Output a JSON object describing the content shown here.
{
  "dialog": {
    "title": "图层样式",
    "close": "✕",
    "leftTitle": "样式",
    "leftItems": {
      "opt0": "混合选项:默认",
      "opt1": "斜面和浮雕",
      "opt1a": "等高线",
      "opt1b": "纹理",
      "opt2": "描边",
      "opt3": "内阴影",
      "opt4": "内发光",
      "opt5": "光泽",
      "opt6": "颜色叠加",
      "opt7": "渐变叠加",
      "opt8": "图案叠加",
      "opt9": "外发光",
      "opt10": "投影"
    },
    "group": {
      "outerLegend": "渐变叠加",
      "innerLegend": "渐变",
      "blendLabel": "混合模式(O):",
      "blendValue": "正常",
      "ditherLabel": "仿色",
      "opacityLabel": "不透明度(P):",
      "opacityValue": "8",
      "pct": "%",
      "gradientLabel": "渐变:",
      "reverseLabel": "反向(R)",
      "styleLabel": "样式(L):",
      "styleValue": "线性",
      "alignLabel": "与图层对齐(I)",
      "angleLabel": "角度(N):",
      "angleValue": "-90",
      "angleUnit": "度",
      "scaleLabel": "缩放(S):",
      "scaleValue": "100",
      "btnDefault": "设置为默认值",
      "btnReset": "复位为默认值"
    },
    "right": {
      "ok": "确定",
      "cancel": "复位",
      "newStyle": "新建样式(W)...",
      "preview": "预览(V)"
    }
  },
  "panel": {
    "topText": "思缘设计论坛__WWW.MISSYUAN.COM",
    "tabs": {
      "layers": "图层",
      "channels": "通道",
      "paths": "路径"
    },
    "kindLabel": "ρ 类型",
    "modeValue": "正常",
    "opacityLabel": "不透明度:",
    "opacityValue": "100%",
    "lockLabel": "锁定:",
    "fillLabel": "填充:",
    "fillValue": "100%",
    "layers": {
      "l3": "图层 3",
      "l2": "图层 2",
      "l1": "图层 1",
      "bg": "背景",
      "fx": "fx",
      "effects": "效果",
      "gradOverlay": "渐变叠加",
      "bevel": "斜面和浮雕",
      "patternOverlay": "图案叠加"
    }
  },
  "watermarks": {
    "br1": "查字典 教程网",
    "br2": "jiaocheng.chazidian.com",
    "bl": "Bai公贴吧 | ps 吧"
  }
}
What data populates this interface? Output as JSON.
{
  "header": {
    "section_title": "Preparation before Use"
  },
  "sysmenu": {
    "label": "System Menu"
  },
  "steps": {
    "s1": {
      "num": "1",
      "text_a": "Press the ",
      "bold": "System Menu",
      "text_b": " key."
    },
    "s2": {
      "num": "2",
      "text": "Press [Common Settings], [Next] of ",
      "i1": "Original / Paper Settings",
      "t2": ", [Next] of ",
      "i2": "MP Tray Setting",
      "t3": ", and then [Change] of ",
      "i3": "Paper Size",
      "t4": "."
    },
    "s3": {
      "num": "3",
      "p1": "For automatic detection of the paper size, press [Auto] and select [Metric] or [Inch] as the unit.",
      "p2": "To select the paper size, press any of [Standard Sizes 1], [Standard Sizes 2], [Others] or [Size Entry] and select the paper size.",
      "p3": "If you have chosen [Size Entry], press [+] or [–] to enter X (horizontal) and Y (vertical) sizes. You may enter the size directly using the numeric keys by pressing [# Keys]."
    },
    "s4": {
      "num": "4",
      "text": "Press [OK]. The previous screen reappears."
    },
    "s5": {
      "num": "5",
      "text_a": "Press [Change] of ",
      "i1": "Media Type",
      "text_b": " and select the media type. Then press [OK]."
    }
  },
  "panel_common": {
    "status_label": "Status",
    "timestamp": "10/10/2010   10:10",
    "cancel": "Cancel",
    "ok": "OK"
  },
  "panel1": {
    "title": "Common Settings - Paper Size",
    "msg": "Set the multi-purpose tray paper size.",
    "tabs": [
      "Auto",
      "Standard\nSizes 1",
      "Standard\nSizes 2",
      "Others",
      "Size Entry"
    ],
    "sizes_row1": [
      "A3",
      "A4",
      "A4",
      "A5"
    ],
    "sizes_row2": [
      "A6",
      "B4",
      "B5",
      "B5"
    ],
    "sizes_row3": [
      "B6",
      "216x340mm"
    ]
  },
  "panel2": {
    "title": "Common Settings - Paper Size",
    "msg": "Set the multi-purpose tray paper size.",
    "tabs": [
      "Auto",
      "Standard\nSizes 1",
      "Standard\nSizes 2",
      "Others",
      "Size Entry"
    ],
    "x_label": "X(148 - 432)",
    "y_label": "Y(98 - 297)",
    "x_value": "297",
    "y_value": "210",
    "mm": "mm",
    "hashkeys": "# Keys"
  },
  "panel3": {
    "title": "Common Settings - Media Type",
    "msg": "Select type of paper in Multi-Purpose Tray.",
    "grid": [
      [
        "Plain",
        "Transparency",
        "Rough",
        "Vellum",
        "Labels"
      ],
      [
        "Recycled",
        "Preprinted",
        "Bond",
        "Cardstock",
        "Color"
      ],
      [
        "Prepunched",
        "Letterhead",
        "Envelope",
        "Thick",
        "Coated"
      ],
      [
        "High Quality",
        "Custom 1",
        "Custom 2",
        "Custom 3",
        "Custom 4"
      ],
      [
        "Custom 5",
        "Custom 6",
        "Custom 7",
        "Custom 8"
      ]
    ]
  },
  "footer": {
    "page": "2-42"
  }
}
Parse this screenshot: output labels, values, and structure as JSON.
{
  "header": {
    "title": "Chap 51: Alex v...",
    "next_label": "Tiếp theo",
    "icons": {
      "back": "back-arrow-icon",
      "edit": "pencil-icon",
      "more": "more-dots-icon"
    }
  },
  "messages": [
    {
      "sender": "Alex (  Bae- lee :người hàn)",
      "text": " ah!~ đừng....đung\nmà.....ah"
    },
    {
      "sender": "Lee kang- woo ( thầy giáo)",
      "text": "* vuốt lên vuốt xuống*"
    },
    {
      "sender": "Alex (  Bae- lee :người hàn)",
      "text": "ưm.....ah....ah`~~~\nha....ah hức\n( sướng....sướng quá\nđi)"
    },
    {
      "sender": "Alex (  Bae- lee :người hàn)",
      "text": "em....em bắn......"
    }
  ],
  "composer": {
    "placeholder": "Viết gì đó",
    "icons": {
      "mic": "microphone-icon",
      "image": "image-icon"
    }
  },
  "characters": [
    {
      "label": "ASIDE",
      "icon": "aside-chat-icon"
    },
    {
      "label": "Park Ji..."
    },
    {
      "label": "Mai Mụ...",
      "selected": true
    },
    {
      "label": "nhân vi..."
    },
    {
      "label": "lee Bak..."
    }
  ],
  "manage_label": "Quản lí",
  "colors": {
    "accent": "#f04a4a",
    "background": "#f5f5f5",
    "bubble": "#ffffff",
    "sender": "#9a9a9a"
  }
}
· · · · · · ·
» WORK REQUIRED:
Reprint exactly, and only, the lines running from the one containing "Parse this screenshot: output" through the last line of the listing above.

» THE COMPLETED TASK:
Parse this screenshot: output labels, values, and structure as JSON.
{
  "header": {
    "title": "Chap 51: Alex v...",
    "next_label": "Tiếp theo",
    "icons": {
      "back": "back-arrow-icon",
      "edit": "pencil-icon",
      "more": "more-dots-icon"
    }
  },
  "messages": [
    {
      "sender": "Alex (  Bae- lee :người hàn)",
      "text": " ah!~ đừng....đung\nmà.....ah"
    },
    {
      "sender": "Lee kang- woo ( thầy giáo)",
      "text": "* vuốt lên vuốt xuống*"
    },
    {
      "sender": "Alex (  Bae- lee :người hàn)",
      "text": "ưm.....ah....ah`~~~\nha....ah hức\n( sướng....sướng quá\nđi)"
    },
    {
      "sender": "Alex (  Bae- lee :người hàn)",
      "text": "em....em bắn......"
    }
  ],
  "composer": {
    "placeholder": "Viết gì đó",
    "icons": {
      "mic": "microphone-icon",
      "image": "image-icon"
    }
  },
  "characters": [
    {
      "label": "ASIDE",
      "icon": "aside-chat-icon"
    },
    {
      "label": "Park Ji..."
    },
    {
      "label": "Mai Mụ...",
      "selected": true
    },
    {
      "label": "nhân vi..."
    },
    {
      "label": "lee Bak..."
    }
  ],
  "manage_label": "Quản lí",
  "colors": {
    "accent": "#f04a4a",
    "background": "#f5f5f5",
    "bubble": "#ffffff",
    "sender": "#9a9a9a"
  }
}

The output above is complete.